McGuinness comments on Saville Tribunal
Commenting on today's proceedings at the Saville Tribunal in London, Sinn Féin MP Martin McGuinness said:
" During the course of the Saville Tribunal, a number of bogus and wholly unsubstantiated allegations have been made about my role on Bloody Sunday. All of these come from one so-called British security source, name Infliction, whose existence has not even been proven. This person, if he or she exists, will not appear at the Tribunal to give evidence and, critically, my legal team and the legal representatives of the families of those killed on Bloody Sunday will not be able to cross examine this witness or challenge the allegation that have been made.
" My legal team have, additionally, been informed that the cross examination of the various British intelligence "handlers" and other British Security Service officers who are being called to authenticate the evidence of unnamed informers, will be restricted in an unprecedented manner.
• All material in relation to these matters has either been heavily edited or withheld, including any internal assessment of the reliability of any particular informant.
• The cross-examination of any of these witnesses is to be severely restricted as a result of a ruling by the Tribunal,
• Questions must be submitted in writing first with reasons given for asking those questions.
• These will then be shown to the witnesses and their representatives who can object to the questions.
• Only then can the questions be put with the witnesses able to give carefully prepared answers.
Following consultation with my legal representatives, I have decided that they should not participate in this sham of a cross-examination. In circumstances where those who allegedly made these allegations are not to be brought before the
Tribunal then the very least that can be expected is that a rigorous investigation of those who seek to bring those allegations to the Tribunal will be allowed. I am being denied the right to challenge unfounded and unsubstantiated allegations made about me by an anonymous individual. I have therefore instructed my lawyers not to engage in this restricted and meaningless form of cross-examination.

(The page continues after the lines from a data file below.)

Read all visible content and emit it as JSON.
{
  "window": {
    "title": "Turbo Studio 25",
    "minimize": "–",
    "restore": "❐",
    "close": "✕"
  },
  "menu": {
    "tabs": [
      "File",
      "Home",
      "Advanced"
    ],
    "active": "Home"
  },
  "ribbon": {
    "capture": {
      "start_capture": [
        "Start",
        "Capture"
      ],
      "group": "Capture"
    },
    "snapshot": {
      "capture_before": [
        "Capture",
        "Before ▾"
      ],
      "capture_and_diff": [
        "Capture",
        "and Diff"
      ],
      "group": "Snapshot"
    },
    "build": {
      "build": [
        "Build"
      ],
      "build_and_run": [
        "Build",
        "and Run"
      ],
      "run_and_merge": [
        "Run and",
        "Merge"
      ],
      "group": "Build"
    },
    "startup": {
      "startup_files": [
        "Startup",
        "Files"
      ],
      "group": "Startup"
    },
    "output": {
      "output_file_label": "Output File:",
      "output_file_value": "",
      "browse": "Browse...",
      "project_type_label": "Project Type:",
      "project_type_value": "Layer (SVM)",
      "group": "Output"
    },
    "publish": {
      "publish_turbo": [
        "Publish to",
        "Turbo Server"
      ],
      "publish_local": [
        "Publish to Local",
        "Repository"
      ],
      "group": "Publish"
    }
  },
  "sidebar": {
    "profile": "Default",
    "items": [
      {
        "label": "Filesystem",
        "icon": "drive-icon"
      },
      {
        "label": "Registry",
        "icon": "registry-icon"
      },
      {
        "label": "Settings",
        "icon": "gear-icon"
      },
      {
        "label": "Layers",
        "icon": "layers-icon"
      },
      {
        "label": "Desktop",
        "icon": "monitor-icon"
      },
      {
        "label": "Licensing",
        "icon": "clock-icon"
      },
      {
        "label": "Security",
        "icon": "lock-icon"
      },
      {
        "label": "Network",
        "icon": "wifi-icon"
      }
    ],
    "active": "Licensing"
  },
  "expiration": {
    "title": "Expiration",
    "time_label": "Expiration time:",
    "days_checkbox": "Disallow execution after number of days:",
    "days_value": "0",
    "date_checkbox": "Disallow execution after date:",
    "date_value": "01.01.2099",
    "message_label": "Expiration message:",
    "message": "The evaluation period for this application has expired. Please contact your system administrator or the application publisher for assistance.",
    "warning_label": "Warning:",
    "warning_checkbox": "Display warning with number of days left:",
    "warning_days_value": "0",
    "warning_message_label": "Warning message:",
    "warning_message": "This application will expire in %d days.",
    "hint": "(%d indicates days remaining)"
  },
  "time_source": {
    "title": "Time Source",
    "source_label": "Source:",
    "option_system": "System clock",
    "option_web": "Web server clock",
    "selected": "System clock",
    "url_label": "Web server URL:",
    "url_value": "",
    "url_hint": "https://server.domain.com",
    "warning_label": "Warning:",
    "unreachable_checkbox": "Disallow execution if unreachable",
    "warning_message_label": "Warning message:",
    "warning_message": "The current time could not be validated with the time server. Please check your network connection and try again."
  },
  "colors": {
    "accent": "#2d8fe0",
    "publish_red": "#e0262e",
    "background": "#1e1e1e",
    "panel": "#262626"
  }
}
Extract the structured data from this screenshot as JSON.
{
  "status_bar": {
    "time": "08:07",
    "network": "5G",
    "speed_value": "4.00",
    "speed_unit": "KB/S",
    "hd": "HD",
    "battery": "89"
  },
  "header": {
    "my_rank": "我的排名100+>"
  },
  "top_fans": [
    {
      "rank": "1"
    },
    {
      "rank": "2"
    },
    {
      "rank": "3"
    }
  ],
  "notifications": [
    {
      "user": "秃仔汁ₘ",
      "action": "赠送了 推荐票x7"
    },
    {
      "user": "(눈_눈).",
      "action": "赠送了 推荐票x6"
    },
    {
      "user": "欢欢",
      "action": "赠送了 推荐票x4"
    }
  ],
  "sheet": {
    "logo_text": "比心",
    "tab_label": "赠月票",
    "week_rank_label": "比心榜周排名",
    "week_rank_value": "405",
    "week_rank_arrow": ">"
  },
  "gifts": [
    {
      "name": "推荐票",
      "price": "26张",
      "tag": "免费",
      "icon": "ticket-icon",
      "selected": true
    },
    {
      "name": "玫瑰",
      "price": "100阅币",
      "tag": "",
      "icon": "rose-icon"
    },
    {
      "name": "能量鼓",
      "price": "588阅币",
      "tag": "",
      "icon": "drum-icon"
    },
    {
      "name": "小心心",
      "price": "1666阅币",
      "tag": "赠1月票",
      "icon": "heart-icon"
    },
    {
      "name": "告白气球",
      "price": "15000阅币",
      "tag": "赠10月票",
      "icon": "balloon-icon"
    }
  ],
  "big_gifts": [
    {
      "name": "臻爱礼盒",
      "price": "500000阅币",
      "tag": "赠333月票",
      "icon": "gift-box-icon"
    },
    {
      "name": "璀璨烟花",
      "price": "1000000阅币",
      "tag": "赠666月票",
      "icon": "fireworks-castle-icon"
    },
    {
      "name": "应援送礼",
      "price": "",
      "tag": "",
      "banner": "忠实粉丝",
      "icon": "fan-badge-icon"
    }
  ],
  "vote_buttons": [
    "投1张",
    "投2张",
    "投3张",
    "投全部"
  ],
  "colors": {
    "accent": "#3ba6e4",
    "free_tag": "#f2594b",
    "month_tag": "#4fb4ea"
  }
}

Despite the denial of my rights I will continue to assist the families of those killed on Bloody Sunday in whatever way I can to establish the truth that their loved ones were murdered by the British Army on Bloody Sunday.
My lawyers appeared on my behalf this morning to outline directly to the Tribunal my reasons for this decision.
Unlike Infliction I will be appearing in person before the Tribunal when it returns to Derry" ENDS